> Directions: Leave out the pictures and repeat every record exactly.

Dataset items:
▽

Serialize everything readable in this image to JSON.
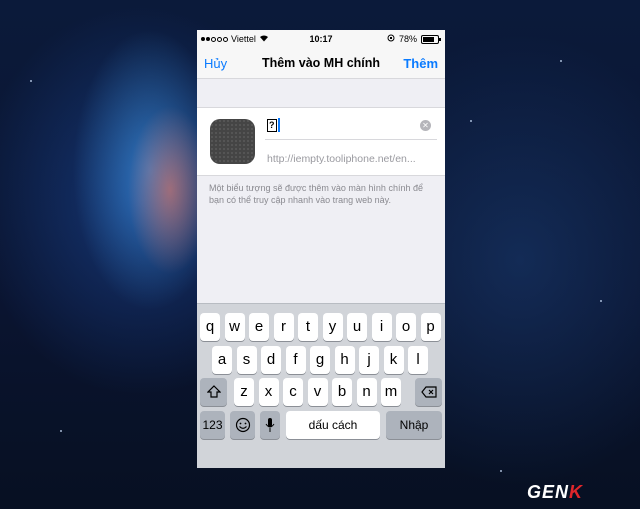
{
  "status_bar": {
    "carrier": "Viettel",
    "time": "10:17",
    "battery": "78%",
    "battery_level": 0.78
  },
  "nav": {
    "cancel": "Hủy",
    "title": "Thêm vào MH chính",
    "add": "Thêm"
  },
  "form": {
    "name_value": "?",
    "url": "http://iempty.tooliphone.net/en...",
    "description": "Một biểu tượng sẽ được thêm vào màn hình chính để bạn có thể truy cập nhanh vào trang web này."
  },
  "keyboard": {
    "row1": [
      "q",
      "w",
      "e",
      "r",
      "t",
      "y",
      "u",
      "i",
      "o",
      "p"
    ],
    "row2": [
      "a",
      "s",
      "d",
      "f",
      "g",
      "h",
      "j",
      "k",
      "l"
    ],
    "row3": [
      "z",
      "x",
      "c",
      "v",
      "b",
      "n",
      "m"
    ],
    "numbers": "123",
    "space": "dấu cách",
    "return": "Nhập"
  },
  "watermark": {
    "text_main": "GEN",
    "text_accent": "K"
  }
}
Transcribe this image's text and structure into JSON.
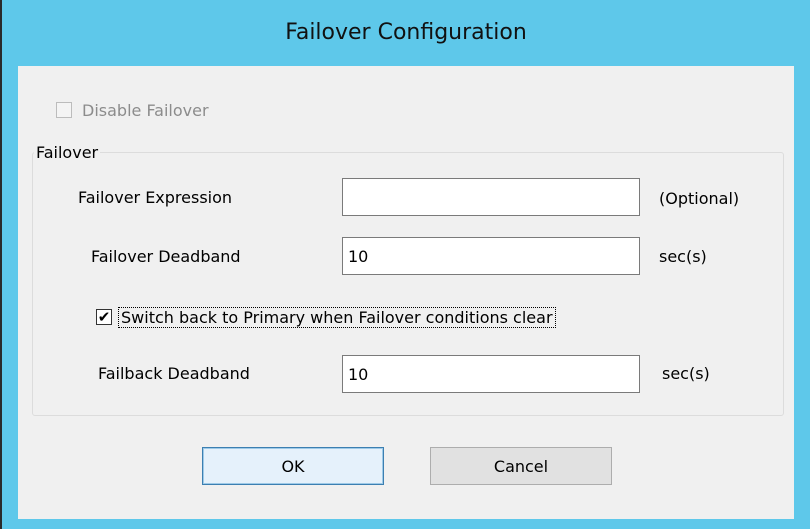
{
  "dialog": {
    "title": "Failover Configuration",
    "disable_failover": {
      "label": "Disable Failover",
      "checked": false,
      "enabled": false
    },
    "group_title": "Failover",
    "failover_expression": {
      "label": "Failover Expression",
      "value": "",
      "hint": "(Optional)"
    },
    "failover_deadband": {
      "label": "Failover Deadband",
      "value": "10",
      "unit": "sec(s)"
    },
    "switch_back": {
      "label": "Switch back to Primary when Failover conditions clear",
      "checked": true,
      "checkmark": "✔"
    },
    "failback_deadband": {
      "label": "Failback Deadband",
      "value": "10",
      "unit": "sec(s)"
    },
    "ok_label": "OK",
    "cancel_label": "Cancel"
  },
  "colors": {
    "titlebar": "#5ec8ea",
    "client": "#f0f0f0"
  },
  "icons": {
    "checkbox_checked": "checkmark-icon"
  }
}
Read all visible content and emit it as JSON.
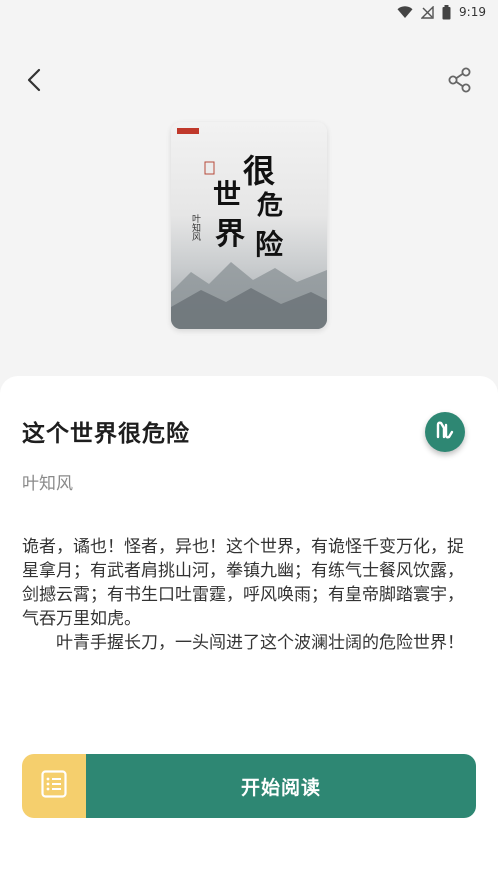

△

> Your solution:
Serialize everything readable in this image to JSON.
{
  "status_bar": {
    "carrier": "Viettel",
    "time": "10:17",
    "battery": "78%",
    "battery_level": 0.78
  },
  "nav": {
    "cancel": "Hủy",
    "title": "Thêm vào MH chính",
    "add": "Thêm"
  },
  "form": {
    "name_value": "?",
    "url": "http://iempty.tooliphone.net/en...",
    "description": "Một biểu tượng sẽ được thêm vào màn hình chính để bạn có thể truy cập nhanh vào trang web này."
  },
  "keyboard": {
    "row1": [
      "q",
      "w",
      "e",
      "r",
      "t",
      "y",
      "u",
      "i",
      "o",
      "p"
    ],
    "row2": [
      "a",
      "s",
      "d",
      "f",
      "g",
      "h",
      "j",
      "k",
      "l"
    ],
    "row3": [
      "z",
      "x",
      "c",
      "v",
      "b",
      "n",
      "m"
    ],
    "numbers": "123",
    "space": "dấu cách",
    "return": "Nhập"
  },
  "watermark": {
    "text_main": "GEN",
    "text_accent": "K"
  }
}
Transcribe this image's text and structure into JSON.
{
  "dialog": {
    "title": "Failover Configuration",
    "disable_failover": {
      "label": "Disable Failover",
      "checked": false,
      "enabled": false
    },
    "group_title": "Failover",
    "failover_expression": {
      "label": "Failover Expression",
      "value": "",
      "hint": "(Optional)"
    },
    "failover_deadband": {
      "label": "Failover Deadband",
      "value": "10",
      "unit": "sec(s)"
    },
    "switch_back": {
      "label": "Switch back to Primary when Failover conditions clear",
      "checked": true,
      "checkmark": "✔"
    },
    "failback_deadband": {
      "label": "Failback Deadband",
      "value": "10",
      "unit": "sec(s)"
    },
    "ok_label": "OK",
    "cancel_label": "Cancel"
  },
  "colors": {
    "titlebar": "#5ec8ea",
    "client": "#f0f0f0"
  },
  "icons": {
    "checkbox_checked": "checkmark-icon"
  }
}
Read all visible content and emit it as JSON.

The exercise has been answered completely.